PROMPT: From the entries below, copy out all lines holding "name".

==== SOURCE RECORDS

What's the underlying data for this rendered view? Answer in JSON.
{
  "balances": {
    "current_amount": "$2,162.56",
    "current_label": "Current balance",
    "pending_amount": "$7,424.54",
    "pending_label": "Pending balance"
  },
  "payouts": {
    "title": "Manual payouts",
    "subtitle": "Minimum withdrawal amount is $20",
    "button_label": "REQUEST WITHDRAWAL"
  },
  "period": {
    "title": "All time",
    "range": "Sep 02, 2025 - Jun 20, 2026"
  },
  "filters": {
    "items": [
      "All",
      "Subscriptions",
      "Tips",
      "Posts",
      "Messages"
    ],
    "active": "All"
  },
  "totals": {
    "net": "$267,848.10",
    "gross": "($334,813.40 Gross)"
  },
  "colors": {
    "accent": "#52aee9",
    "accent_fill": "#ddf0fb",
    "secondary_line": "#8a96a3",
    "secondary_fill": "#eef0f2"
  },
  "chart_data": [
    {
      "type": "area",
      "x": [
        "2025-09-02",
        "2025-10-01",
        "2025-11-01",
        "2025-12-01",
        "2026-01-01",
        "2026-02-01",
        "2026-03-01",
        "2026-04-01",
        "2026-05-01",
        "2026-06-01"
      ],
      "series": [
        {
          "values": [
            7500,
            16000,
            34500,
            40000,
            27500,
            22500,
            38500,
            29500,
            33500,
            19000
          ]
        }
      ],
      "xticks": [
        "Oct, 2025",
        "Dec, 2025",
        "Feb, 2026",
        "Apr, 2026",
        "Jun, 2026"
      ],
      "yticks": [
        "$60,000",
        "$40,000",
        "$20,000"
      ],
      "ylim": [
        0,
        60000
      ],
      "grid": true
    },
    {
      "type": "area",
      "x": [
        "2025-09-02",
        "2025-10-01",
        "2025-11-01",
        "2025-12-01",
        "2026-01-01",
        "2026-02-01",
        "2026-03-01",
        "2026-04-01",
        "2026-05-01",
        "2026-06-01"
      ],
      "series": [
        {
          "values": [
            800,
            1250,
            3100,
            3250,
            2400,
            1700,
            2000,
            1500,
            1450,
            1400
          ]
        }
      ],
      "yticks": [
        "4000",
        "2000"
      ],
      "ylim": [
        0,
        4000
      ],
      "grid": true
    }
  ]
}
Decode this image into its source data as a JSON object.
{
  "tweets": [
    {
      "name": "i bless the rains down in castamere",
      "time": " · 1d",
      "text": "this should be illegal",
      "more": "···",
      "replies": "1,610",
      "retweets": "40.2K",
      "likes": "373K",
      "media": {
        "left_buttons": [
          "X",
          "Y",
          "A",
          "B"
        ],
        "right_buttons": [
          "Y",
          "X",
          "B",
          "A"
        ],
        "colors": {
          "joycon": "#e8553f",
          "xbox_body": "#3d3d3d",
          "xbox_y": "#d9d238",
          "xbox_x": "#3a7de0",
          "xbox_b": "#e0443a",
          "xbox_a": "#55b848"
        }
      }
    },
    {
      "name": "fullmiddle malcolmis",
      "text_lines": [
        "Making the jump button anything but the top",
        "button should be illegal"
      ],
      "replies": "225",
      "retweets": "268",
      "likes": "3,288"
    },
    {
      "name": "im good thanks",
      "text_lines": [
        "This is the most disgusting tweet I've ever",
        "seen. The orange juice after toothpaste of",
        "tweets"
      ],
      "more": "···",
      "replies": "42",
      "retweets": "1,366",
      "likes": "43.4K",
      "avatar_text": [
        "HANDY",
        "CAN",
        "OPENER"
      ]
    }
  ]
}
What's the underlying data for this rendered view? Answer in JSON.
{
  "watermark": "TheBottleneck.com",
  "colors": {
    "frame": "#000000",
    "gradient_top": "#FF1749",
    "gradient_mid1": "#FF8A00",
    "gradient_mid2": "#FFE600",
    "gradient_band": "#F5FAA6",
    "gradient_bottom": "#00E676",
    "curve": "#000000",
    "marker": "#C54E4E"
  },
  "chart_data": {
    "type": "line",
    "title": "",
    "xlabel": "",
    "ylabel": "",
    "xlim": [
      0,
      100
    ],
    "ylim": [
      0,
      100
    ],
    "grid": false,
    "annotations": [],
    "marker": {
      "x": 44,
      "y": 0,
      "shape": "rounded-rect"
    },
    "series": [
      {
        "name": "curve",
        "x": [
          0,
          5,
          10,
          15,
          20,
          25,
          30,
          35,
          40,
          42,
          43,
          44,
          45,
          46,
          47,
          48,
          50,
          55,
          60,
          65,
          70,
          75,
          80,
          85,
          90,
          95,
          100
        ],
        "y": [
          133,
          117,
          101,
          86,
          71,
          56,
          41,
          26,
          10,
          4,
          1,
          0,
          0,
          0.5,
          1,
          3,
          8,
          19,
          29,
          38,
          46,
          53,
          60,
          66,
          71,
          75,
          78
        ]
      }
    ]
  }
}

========

ANSWER BOX:
      "name": "i bless the rains down in castamere",
      "name": "fullmiddle malcolmis",
      "name": "im good thanks",
        "name": "curve",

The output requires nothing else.